How does robotic prostatectomy work?
In a robotic prostatectomy, your doctor controls a robot-assisted surgical system. This gives your doctor added control and precision during the surgery with a three-dimensional view of the surgical area. It also allows your doctor to complete the surgery with only a few small incisions.
What are the benefits of robotic prostatectomy?
Some of the benefits of robotic prostatectomy for prostate cancer treatment include:
- Better cancer treatment
- Faster return to normal activities
- Fewer complications after surgery
- Less blood loss
- Less scarring
- Shorter hospital stay
Why should I trust Henry Ford for my robotic prostatectomy?
Our team has the only augmented-reality operating room in the world designed exclusively for robotic surgery. This operating room is located at Henry Ford Hospital. We provide prostate cancer patients with a number of benefits not available elsewhere, such as:
- Unmatched experience: Our surgical team has more experience performing robotic prostatectomies than any other team in the world.
- Preserved sexual function: Our doctors developed the Veil of Aphrodite nerve-sparing surgery, a technique that leads to better erectile function after prostate cancer surgery, as numerous medical journals have noted.
- Recovery without catheters: Using catheters to drain urine during recovery is one of the biggest patient complaints after robotic prostatectomy. Our team developed a surgical technique that eliminates the need for a catheter.
- Fewer problems with urinary incontinence: In a study of more than 2,700 of our patients who had a robotic prostatectomy, 93 percent reported continence within three weeks, and more than 95 percent were continent one year after surgery.
What can I expect during my robotic prostatectomy?
We perform robotic surgery for prostate cancer at Henry Ford Hospital in Detroit and Henry Ford West Bloomfield Hospital. The surgery takes about two hours to complete.
You’ll be asleep during the procedure.
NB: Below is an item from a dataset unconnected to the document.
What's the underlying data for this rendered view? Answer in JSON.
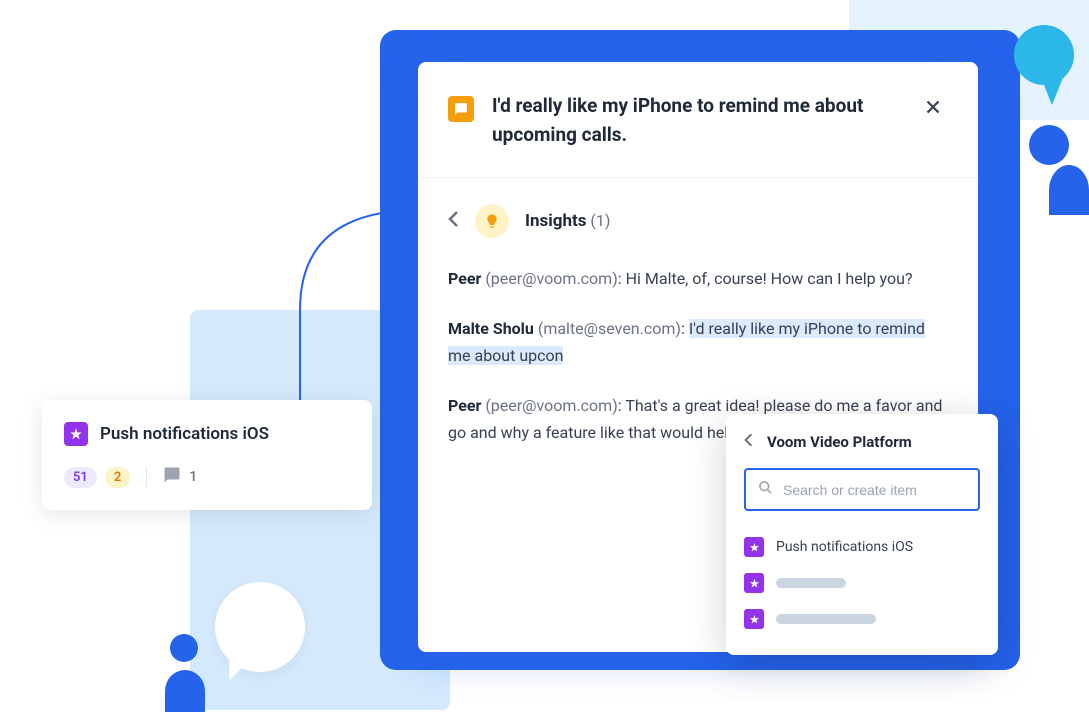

Your doctor will make six small incisions to insert small, robot-assisted instruments and a high-definition three-dimensional camera. The doctor will remove your prostate, nearby lymph nodes, the seminal vesicles (the glands that make the fluid that mixes with sperm to form semen), and adjacent tissue during the surgery.
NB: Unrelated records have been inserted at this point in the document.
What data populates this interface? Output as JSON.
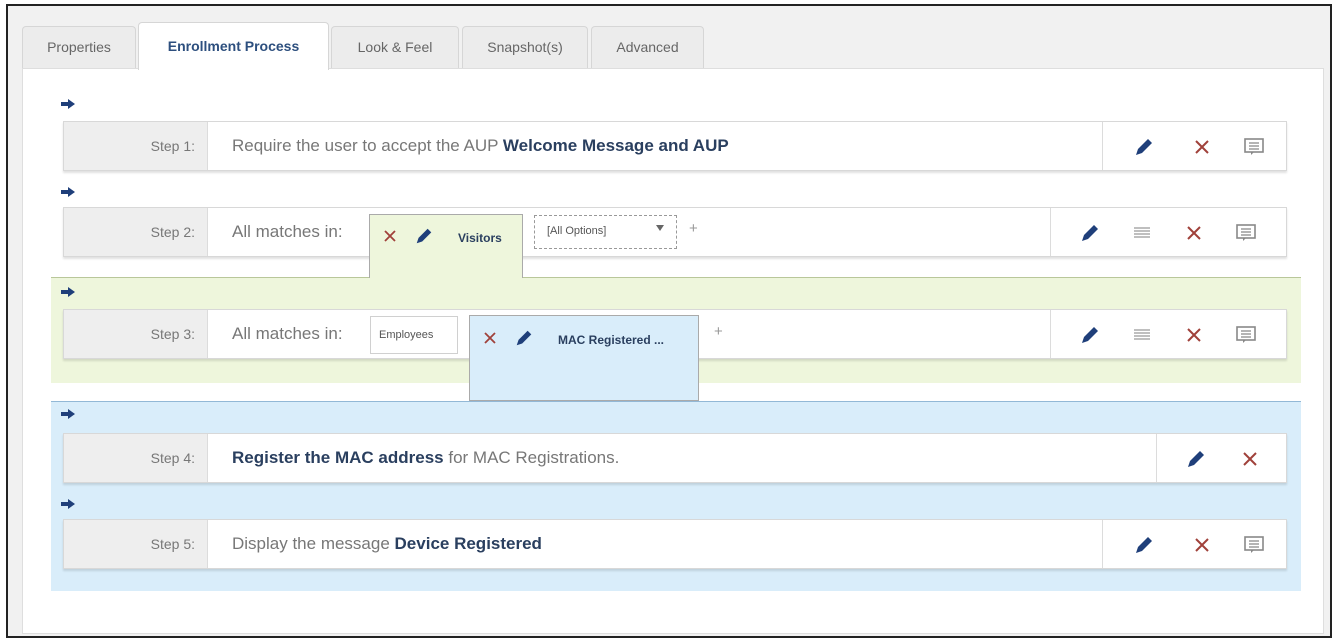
{
  "tabs": [
    {
      "label": "Properties"
    },
    {
      "label": "Enrollment Process"
    },
    {
      "label": "Look & Feel"
    },
    {
      "label": "Snapshot(s)"
    },
    {
      "label": "Advanced"
    }
  ],
  "steps": [
    {
      "label": "Step 1:",
      "text_pre": "Require the user to accept the AUP ",
      "text_bold": "Welcome Message and AUP"
    },
    {
      "label": "Step 2:",
      "text_pre": "All matches in:",
      "chip_main": "Visitors",
      "select_value": "[All Options]"
    },
    {
      "label": "Step 3:",
      "text_pre": "All matches in:",
      "chip_first": "Employees",
      "chip_main": "MAC Registered ..."
    },
    {
      "label": "Step 4:",
      "text_bold": "Register the MAC address",
      "text_post": " for MAC Registrations."
    },
    {
      "label": "Step 5:",
      "text_pre": "Display the message ",
      "text_bold": "Device Registered"
    }
  ],
  "icons": {
    "arrow": "right-arrow-icon",
    "edit": "pencil-icon",
    "delete": "x-icon",
    "message": "message-icon",
    "reorder": "list-icon",
    "dropdown": "caret-down-icon",
    "add": "+"
  },
  "colors": {
    "accent": "#2a3f5f",
    "delete": "#a0413a",
    "green_band": "#eef6dc",
    "blue_band": "#d9edfa"
  }
}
Are there alternatives to robotic prostatectomy?
Traditional open surgery and conventional laparoscopy are alternative surgical options for prostate cancer. In a traditional open surgery, your doctor makes an 8- to 10-inch incision to access the prostate.
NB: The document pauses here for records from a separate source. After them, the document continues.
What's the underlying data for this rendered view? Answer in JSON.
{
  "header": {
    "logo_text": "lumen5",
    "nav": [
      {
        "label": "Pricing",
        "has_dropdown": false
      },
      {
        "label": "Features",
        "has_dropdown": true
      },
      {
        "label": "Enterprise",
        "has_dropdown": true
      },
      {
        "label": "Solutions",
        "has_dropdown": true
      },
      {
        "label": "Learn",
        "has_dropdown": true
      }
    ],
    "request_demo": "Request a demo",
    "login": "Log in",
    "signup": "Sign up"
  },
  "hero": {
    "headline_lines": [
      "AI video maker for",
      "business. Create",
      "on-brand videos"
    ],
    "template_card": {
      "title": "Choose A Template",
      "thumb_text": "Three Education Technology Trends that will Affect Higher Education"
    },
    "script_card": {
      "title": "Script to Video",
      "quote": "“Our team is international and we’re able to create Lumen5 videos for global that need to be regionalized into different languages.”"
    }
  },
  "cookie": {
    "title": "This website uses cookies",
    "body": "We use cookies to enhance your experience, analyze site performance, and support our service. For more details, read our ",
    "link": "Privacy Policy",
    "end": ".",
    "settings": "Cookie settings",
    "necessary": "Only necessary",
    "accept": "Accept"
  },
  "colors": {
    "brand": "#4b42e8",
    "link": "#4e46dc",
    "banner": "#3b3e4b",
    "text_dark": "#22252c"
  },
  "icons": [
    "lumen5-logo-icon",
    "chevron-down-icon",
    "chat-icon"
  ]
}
In a conventional laparoscopy, your doctor will use a specialized surgical camera and rigid instruments to access and remove the prostate through a series of small incisions. This approach gives your doctor a better view of the prostate and nerves than traditional surgery.